As previously summarized, this bracket may be formed as an extrusion, and then cut to the various widths, as noted, and preferably is formed of light weight aluminum, in order to facilitate its mounting and application by the lineman, but yet have sufficient sturdiness and strength so as to support for a significant length of time the various fiber optic or other cables high upon a utility pole.

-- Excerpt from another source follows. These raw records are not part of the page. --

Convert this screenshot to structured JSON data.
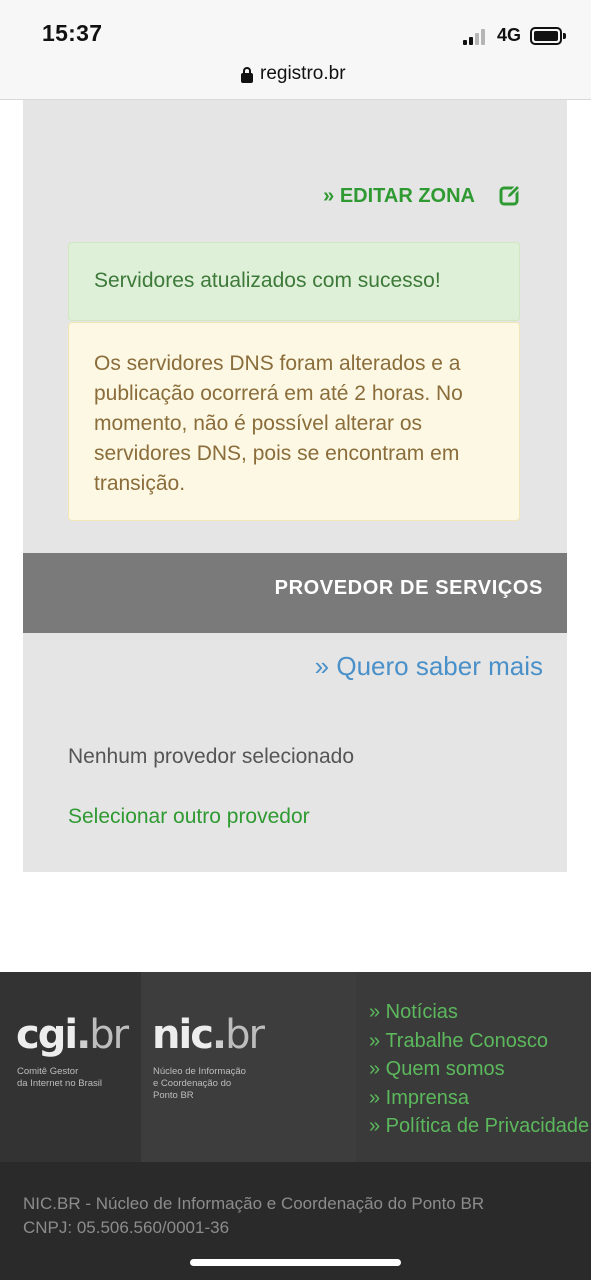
{
  "status_bar": {
    "time": "15:37",
    "network": "4G"
  },
  "url_bar": {
    "url": "registro.br"
  },
  "zone": {
    "edit_label": "» EDITAR ZONA"
  },
  "alerts": {
    "success": "Servidores atualizados com sucesso!",
    "warning": "Os servidores DNS foram alterados e a publicação ocorrerá em até 2 horas. No momento, não é possível alterar os servidores DNS, pois se encontram em transição."
  },
  "provider": {
    "title": "PROVEDOR DE SERVIÇOS",
    "learn_more": "» Quero saber mais",
    "none_selected": "Nenhum provedor selecionado",
    "select_other": "Selecionar outro provedor"
  },
  "footer": {
    "cgi_logo": {
      "name": "cgi",
      "dot": ".",
      "tld": "br",
      "subtitle_1": "Comitê Gestor",
      "subtitle_2": "da Internet no Brasil"
    },
    "nic_logo": {
      "name": "nic",
      "dot": ".",
      "tld": "br",
      "subtitle_1": "Núcleo de Informação",
      "subtitle_2": "e Coordenação do",
      "subtitle_3": "Ponto BR"
    },
    "links": [
      "» Notícias",
      "» Trabalhe Conosco",
      "» Quem somos",
      "» Imprensa",
      "» Política de Privacidade"
    ],
    "org_line": "NIC.BR - Núcleo de Informação e Coordenação do Ponto BR",
    "cnpj_line": "CNPJ: 05.506.560/0001-36"
  },
  "colors": {
    "accent_green": "#2f9a32",
    "link_blue": "#4a90c9",
    "success_bg": "#dff0d8",
    "warning_bg": "#fcf8e3",
    "header_gray": "#7a7a7a"
  }
}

As can also be seen in FIG. 5, each of the angled walls 12 and 13 may have turned outer edges, as at 15, so as to add to the strength of the bracket, and its cradle means, at these locations. In addition, as can be noted in FIGS. 1 and 2, these turned edges 15 are useful for providing means for gripping of the tie means T, so as to assure that they remain into position, for holding a cable contiguously against the bracket B, and more specifically within its respective cradle means 11, as noted. Without these turned edges 15, or other equivalent structure, the tie may slip off of the angled walls 12 or 13, and simply be wrapped around the cable itself, without having an adherence or tie against the bracket B. Under those conditions, there would be nothing holding the cable in place, and it could, when it encounters wind forces, or the like, shift out of its cradle support, and become free of its mounting bracket B.
Variations or modifications to the fabrication and construction of the bracket of this invention, within the scope of the appended claims, may occur to those skilled in the art upon reviewing the disclosure herein. Such variations or modifications, if within the spirit of this invention, are intended to be encompassed within the scope of any claims to patent protection issuing upon this invention. The description of the preferred embodiment set forth herein is done so for illustrative purposes only.